Microsoft and Facebook have collaborated since 2006, but today they're stepping up their search partnership. The vision for Bing: a search experience where your Facebook network helps inform your every query.
So far it all seems very broad and conceptual: you'll be able to execute name searches of non-famous people more efficiently, and product searches will be guided in part by what your friends like. How does that work?
Well, let's say you're searching for Toyota Prius. Not only will you get the standard news and product links, there'll be a module near the top of your search that includes any Toyota Prius activity among your Facebook friends—articles they've liked, comments they've made, etc.
Or if you're searching for a steakhouse, if your friends have reviewed or liked a particular restaurant it'll be given priority in your results even when it wouldn't otherwise have had a low ranking.
In terms of People search, instead of just serving up the most famous people with a particular name (in my case, I'm widely trumped by a New Zealand Cricketeer and an erstwhile singer/songwriter) results incorporate friends and friends-of-friends for stalking within your social circle.
As with any new social search product, privacy concerns are unavoidable. You'll receive a notice the next five times you visit Bing that it's integrated with Facebook, and offering you a chance to decline. After that, you're still free to opt out by going into settings. Bing will only be able to access your public information, and your Bing search history won't be reflected on your Facebook account.

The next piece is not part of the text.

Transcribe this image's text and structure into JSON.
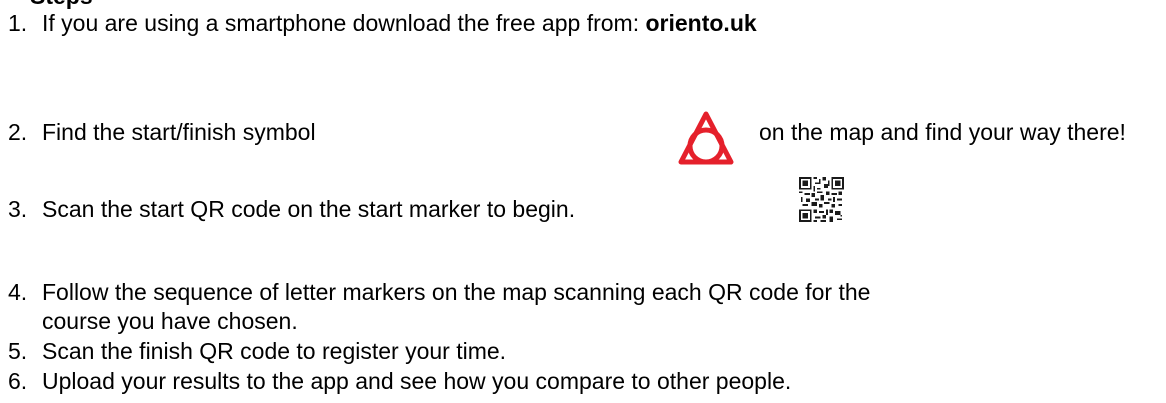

When will this all happen? Some elements will be rolled out today, with full integration coming in the next several months.

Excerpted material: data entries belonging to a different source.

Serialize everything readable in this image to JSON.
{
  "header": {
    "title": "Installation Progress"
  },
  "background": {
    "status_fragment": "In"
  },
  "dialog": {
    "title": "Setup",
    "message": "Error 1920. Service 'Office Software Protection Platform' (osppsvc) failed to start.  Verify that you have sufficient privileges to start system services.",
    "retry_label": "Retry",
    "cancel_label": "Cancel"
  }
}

There's no more powerful partner in social search than Facebook and its 500 million users, and no question that for specific types of searches this gives Bing a solid upper hand. But is it enough to make you abandon Google's warm embrace? Depends on how active your friends are—and how much you trust their opinions.